## WHAT THE TASK REQUIRES
Word for word, retype each record shown below.

Element data from apps and pages
━━━━━━

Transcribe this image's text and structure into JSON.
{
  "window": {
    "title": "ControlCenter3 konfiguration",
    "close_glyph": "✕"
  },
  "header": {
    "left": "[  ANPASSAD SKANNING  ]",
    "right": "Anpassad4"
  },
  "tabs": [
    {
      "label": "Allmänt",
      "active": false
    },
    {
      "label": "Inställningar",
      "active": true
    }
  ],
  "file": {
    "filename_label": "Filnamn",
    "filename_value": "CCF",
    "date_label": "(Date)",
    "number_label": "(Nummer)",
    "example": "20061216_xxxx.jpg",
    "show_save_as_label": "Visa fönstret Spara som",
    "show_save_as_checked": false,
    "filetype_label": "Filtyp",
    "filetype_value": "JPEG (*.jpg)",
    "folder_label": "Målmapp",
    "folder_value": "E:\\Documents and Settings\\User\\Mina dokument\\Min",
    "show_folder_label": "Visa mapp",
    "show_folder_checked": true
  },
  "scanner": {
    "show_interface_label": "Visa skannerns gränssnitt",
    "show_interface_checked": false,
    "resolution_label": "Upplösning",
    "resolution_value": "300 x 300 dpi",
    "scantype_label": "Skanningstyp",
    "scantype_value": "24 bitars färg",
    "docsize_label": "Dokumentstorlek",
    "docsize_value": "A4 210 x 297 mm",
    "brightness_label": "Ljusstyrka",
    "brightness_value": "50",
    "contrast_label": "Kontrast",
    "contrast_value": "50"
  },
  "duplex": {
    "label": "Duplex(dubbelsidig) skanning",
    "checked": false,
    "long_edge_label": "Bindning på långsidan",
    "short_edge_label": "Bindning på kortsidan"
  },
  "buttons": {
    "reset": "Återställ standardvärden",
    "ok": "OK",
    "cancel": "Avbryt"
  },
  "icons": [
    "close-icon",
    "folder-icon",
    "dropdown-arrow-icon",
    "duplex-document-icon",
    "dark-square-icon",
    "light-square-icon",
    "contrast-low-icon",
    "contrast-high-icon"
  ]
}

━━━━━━

## THE COMPLETED TASK
Transcribe this image's text and structure into JSON.
{
  "window": {
    "title": "ControlCenter3 konfiguration",
    "close_glyph": "✕"
  },
  "header": {
    "left": "[  ANPASSAD SKANNING  ]",
    "right": "Anpassad4"
  },
  "tabs": [
    {
      "label": "Allmänt",
      "active": false
    },
    {
      "label": "Inställningar",
      "active": true
    }
  ],
  "file": {
    "filename_label": "Filnamn",
    "filename_value": "CCF",
    "date_label": "(Date)",
    "number_label": "(Nummer)",
    "example": "20061216_xxxx.jpg",
    "show_save_as_label": "Visa fönstret Spara som",
    "show_save_as_checked": false,
    "filetype_label": "Filtyp",
    "filetype_value": "JPEG (*.jpg)",
    "folder_label": "Målmapp",
    "folder_value": "E:\\Documents and Settings\\User\\Mina dokument\\Min",
    "show_folder_label": "Visa mapp",
    "show_folder_checked": true
  },
  "scanner": {
    "show_interface_label": "Visa skannerns gränssnitt",
    "show_interface_checked": false,
    "resolution_label": "Upplösning",
    "resolution_value": "300 x 300 dpi",
    "scantype_label": "Skanningstyp",
    "scantype_value": "24 bitars färg",
    "docsize_label": "Dokumentstorlek",
    "docsize_value": "A4 210 x 297 mm",
    "brightness_label": "Ljusstyrka",
    "brightness_value": "50",
    "contrast_label": "Kontrast",
    "contrast_value": "50"
  },
  "duplex": {
    "label": "Duplex(dubbelsidig) skanning",
    "checked": false,
    "long_edge_label": "Bindning på långsidan",
    "short_edge_label": "Bindning på kortsidan"
  },
  "buttons": {
    "reset": "Återställ standardvärden",
    "ok": "OK",
    "cancel": "Avbryt"
  },
  "icons": [
    "close-icon",
    "folder-icon",
    "dropdown-arrow-icon",
    "duplex-document-icon",
    "dark-square-icon",
    "light-square-icon",
    "contrast-low-icon",
    "contrast-high-icon"
  ]
}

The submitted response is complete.